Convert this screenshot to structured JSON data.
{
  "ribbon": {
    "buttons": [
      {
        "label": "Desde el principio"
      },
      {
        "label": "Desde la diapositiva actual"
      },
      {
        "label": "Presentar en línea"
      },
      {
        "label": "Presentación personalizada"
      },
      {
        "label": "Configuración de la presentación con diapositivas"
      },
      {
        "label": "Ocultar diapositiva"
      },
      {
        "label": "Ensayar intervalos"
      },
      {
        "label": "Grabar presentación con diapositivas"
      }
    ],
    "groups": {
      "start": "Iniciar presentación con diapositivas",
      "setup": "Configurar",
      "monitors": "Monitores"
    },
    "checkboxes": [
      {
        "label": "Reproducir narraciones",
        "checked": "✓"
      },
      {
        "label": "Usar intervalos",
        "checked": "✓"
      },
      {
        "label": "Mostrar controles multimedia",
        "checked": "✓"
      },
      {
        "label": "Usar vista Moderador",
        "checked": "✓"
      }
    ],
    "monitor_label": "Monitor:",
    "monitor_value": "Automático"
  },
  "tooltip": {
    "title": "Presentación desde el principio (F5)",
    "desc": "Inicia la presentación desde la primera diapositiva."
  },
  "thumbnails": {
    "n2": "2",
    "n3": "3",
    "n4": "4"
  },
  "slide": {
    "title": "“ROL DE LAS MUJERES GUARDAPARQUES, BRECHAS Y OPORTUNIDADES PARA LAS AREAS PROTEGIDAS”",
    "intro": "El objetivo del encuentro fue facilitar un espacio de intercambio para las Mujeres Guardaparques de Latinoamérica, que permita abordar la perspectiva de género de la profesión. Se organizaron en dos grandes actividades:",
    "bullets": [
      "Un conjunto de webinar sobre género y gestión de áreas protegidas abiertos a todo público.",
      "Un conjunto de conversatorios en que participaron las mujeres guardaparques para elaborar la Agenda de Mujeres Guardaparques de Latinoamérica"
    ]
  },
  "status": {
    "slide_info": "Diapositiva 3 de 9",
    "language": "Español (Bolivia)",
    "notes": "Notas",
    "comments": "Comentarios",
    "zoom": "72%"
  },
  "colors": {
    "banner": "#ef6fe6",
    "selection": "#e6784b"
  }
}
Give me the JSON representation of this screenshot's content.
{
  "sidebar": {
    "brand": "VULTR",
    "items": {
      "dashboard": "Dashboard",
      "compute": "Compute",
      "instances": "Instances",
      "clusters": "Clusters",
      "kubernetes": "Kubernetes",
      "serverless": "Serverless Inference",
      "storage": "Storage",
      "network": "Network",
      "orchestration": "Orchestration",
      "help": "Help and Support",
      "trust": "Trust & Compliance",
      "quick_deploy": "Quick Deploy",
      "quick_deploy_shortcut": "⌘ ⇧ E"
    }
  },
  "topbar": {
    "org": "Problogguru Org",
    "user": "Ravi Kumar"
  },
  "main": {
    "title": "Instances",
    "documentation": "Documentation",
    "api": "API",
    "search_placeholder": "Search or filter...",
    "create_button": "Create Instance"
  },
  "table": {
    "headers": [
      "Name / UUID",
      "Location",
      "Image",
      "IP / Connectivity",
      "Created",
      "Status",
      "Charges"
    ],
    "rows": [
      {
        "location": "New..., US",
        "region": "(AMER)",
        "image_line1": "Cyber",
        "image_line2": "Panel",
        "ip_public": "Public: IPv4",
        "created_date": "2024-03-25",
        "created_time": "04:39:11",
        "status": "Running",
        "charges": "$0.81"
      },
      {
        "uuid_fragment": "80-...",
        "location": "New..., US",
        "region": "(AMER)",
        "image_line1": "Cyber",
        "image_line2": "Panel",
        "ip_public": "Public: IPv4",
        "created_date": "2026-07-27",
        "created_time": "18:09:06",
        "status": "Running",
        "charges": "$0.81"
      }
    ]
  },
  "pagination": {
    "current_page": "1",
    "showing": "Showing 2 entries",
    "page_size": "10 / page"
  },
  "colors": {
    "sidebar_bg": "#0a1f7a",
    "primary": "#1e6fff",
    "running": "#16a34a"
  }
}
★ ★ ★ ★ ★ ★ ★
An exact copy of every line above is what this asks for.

(Completed exercise):
Convert this screenshot to structured JSON data.
{
  "ribbon": {
    "buttons": [
      {
        "label": "Desde el principio"
      },
      {
        "label": "Desde la diapositiva actual"
      },
      {
        "label": "Presentar en línea"
      },
      {
        "label": "Presentación personalizada"
      },
      {
        "label": "Configuración de la presentación con diapositivas"
      },
      {
        "label": "Ocultar diapositiva"
      },
      {
        "label": "Ensayar intervalos"
      },
      {
        "label": "Grabar presentación con diapositivas"
      }
    ],
    "groups": {
      "start": "Iniciar presentación con diapositivas",
      "setup": "Configurar",
      "monitors": "Monitores"
    },
    "checkboxes": [
      {
        "label": "Reproducir narraciones",
        "checked": "✓"
      },
      {
        "label": "Usar intervalos",
        "checked": "✓"
      },
      {
        "label": "Mostrar controles multimedia",
        "checked": "✓"
      },
      {
        "label": "Usar vista Moderador",
        "checked": "✓"
      }
    ],
    "monitor_label": "Monitor:",
    "monitor_value": "Automático"
  },
  "tooltip": {
    "title": "Presentación desde el principio (F5)",
    "desc": "Inicia la presentación desde la primera diapositiva."
  },
  "thumbnails": {
    "n2": "2",
    "n3": "3",
    "n4": "4"
  },
  "slide": {
    "title": "“ROL DE LAS MUJERES GUARDAPARQUES, BRECHAS Y OPORTUNIDADES PARA LAS AREAS PROTEGIDAS”",
    "intro": "El objetivo del encuentro fue facilitar un espacio de intercambio para las Mujeres Guardaparques de Latinoamérica, que permita abordar la perspectiva de género de la profesión. Se organizaron en dos grandes actividades:",
    "bullets": [
      "Un conjunto de webinar sobre género y gestión de áreas protegidas abiertos a todo público.",
      "Un conjunto de conversatorios en que participaron las mujeres guardaparques para elaborar la Agenda de Mujeres Guardaparques de Latinoamérica"
    ]
  },
  "status": {
    "slide_info": "Diapositiva 3 de 9",
    "language": "Español (Bolivia)",
    "notes": "Notas",
    "comments": "Comentarios",
    "zoom": "72%"
  },
  "colors": {
    "banner": "#ef6fe6",
    "selection": "#e6784b"
  }
}
Give me the JSON representation of this screenshot's content.
{
  "sidebar": {
    "brand": "VULTR",
    "items": {
      "dashboard": "Dashboard",
      "compute": "Compute",
      "instances": "Instances",
      "clusters": "Clusters",
      "kubernetes": "Kubernetes",
      "serverless": "Serverless Inference",
      "storage": "Storage",
      "network": "Network",
      "orchestration": "Orchestration",
      "help": "Help and Support",
      "trust": "Trust & Compliance",
      "quick_deploy": "Quick Deploy",
      "quick_deploy_shortcut": "⌘ ⇧ E"
    }
  },
  "topbar": {
    "org": "Problogguru Org",
    "user": "Ravi Kumar"
  },
  "main": {
    "title": "Instances",
    "documentation": "Documentation",
    "api": "API",
    "search_placeholder": "Search or filter...",
    "create_button": "Create Instance"
  },
  "table": {
    "headers": [
      "Name / UUID",
      "Location",
      "Image",
      "IP / Connectivity",
      "Created",
      "Status",
      "Charges"
    ],
    "rows": [
      {
        "location": "New..., US",
        "region": "(AMER)",
        "image_line1": "Cyber",
        "image_line2": "Panel",
        "ip_public": "Public: IPv4",
        "created_date": "2024-03-25",
        "created_time": "04:39:11",
        "status": "Running",
        "charges": "$0.81"
      },
      {
        "uuid_fragment": "80-...",
        "location": "New..., US",
        "region": "(AMER)",
        "image_line1": "Cyber",
        "image_line2": "Panel",
        "ip_public": "Public: IPv4",
        "created_date": "2026-07-27",
        "created_time": "18:09:06",
        "status": "Running",
        "charges": "$0.81"
      }
    ]
  },
  "pagination": {
    "current_page": "1",
    "showing": "Showing 2 entries",
    "page_size": "10 / page"
  },
  "colors": {
    "sidebar_bg": "#0a1f7a",
    "primary": "#1e6fff",
    "running": "#16a34a"
  }
}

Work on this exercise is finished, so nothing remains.